▸ **Prompt**:
Please find every line in the entries below that contains the string "lejemål", and copy it.

*** Excerpted records ***

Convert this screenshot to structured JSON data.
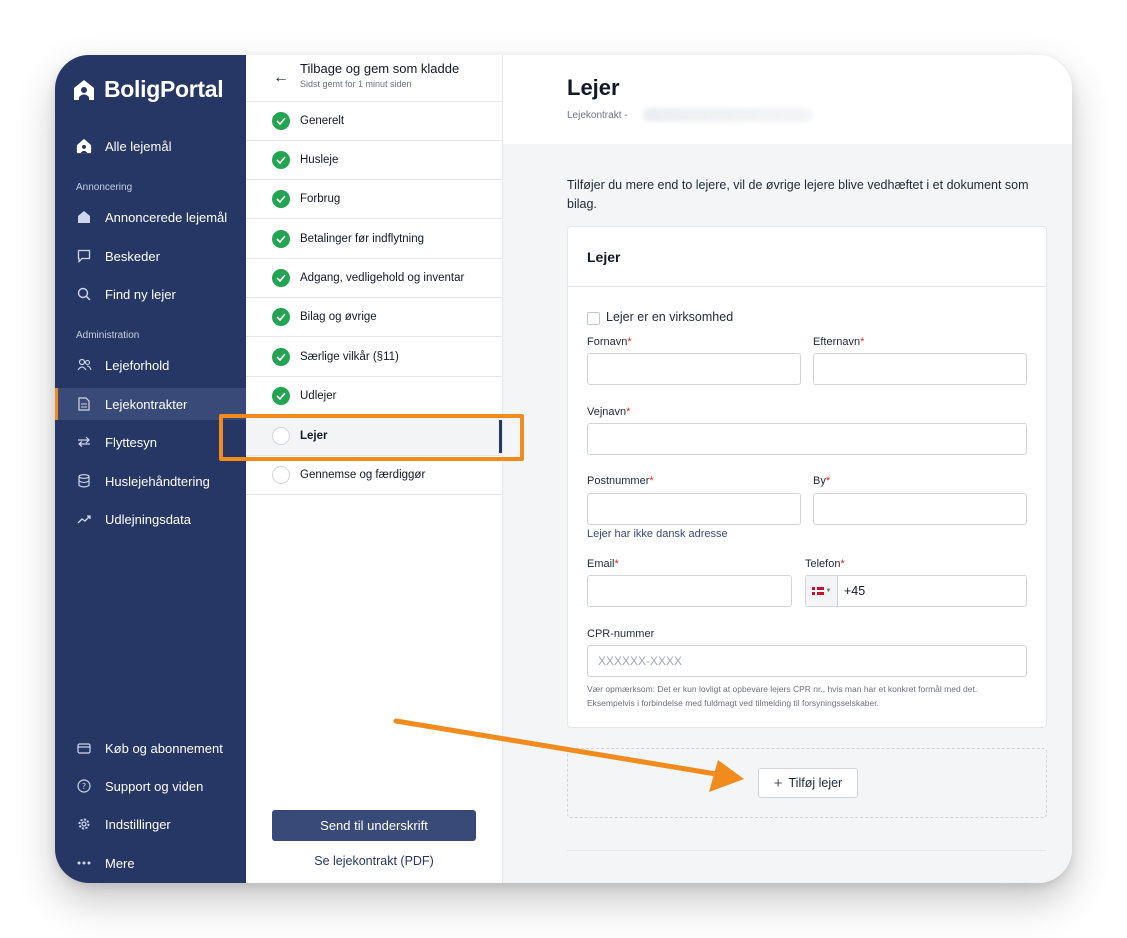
{
  "brand": {
    "name": "BoligPortal",
    "icon": "house-logo-icon"
  },
  "sidebar": {
    "top_item": {
      "label": "Alle lejemål",
      "icon": "home-icon"
    },
    "section_annoncering": "Annoncering",
    "annoncering_items": [
      {
        "label": "Annoncerede lejemål",
        "icon": "house-icon"
      },
      {
        "label": "Beskeder",
        "icon": "chat-icon"
      },
      {
        "label": "Find ny lejer",
        "icon": "search-icon"
      }
    ],
    "section_administration": "Administration",
    "administration_items": [
      {
        "label": "Lejeforhold",
        "icon": "users-icon"
      },
      {
        "label": "Lejekontrakter",
        "icon": "document-icon",
        "active": true
      },
      {
        "label": "Flyttesyn",
        "icon": "swap-icon"
      },
      {
        "label": "Huslejehåndtering",
        "icon": "database-icon"
      },
      {
        "label": "Udlejningsdata",
        "icon": "trend-icon"
      }
    ],
    "bottom_items": [
      {
        "label": "Køb og abonnement",
        "icon": "card-icon"
      },
      {
        "label": "Support og viden",
        "icon": "help-icon"
      },
      {
        "label": "Indstillinger",
        "icon": "gear-icon"
      },
      {
        "label": "Mere",
        "icon": "more-icon"
      }
    ]
  },
  "steps": {
    "back_label": "Tilbage og gem som kladde",
    "saved_label": "Sidst gemt for 1 minut siden",
    "items": [
      {
        "label": "Generelt",
        "done": true
      },
      {
        "label": "Husleje",
        "done": true
      },
      {
        "label": "Forbrug",
        "done": true
      },
      {
        "label": "Betalinger før indflytning",
        "done": true
      },
      {
        "label": "Adgang, vedligehold og inventar",
        "done": true
      },
      {
        "label": "Bilag og øvrige",
        "done": true
      },
      {
        "label": "Særlige vilkår (§11)",
        "done": true
      },
      {
        "label": "Udlejer",
        "done": true
      },
      {
        "label": "Lejer",
        "done": false,
        "current": true
      },
      {
        "label": "Gennemse og færdiggør",
        "done": false
      }
    ],
    "send_button": "Send til underskrift",
    "pdf_link": "Se lejekontrakt (PDF)"
  },
  "main": {
    "title": "Lejer",
    "subtitle": "Lejekontrakt -",
    "intro": "Tilføjer du mere end to lejere, vil de øvrige lejere blive vedhæftet i et dokument som bilag.",
    "card_title": "Lejer",
    "company_checkbox": "Lejer er en virksomhed",
    "fields": {
      "fornavn": "Fornavn",
      "efternavn": "Efternavn",
      "vejnavn": "Vejnavn",
      "postnummer": "Postnummer",
      "by": "By",
      "email": "Email",
      "telefon": "Telefon",
      "cpr": "CPR-nummer"
    },
    "required_mark": "*",
    "no_danish_address": "Lejer har ikke dansk adresse",
    "phone_prefix": "+45",
    "cpr_placeholder": "XXXXXX-XXXX",
    "cpr_note": "Vær opmærksom: Det er kun lovligt at opbevare lejers CPR nr., hvis man har et konkret formål med det. Eksempelvis i forbindelse med fuldmagt ved tilmelding til forsyningsselskaber.",
    "add_tenant_button": "Tilføj lejer"
  },
  "annotation": {
    "highlight_color": "#f28b1e"
  }
}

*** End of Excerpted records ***

▸ **The completed task**:
      "label": "Alle lejemål",
        "label": "Annoncerede lejemål",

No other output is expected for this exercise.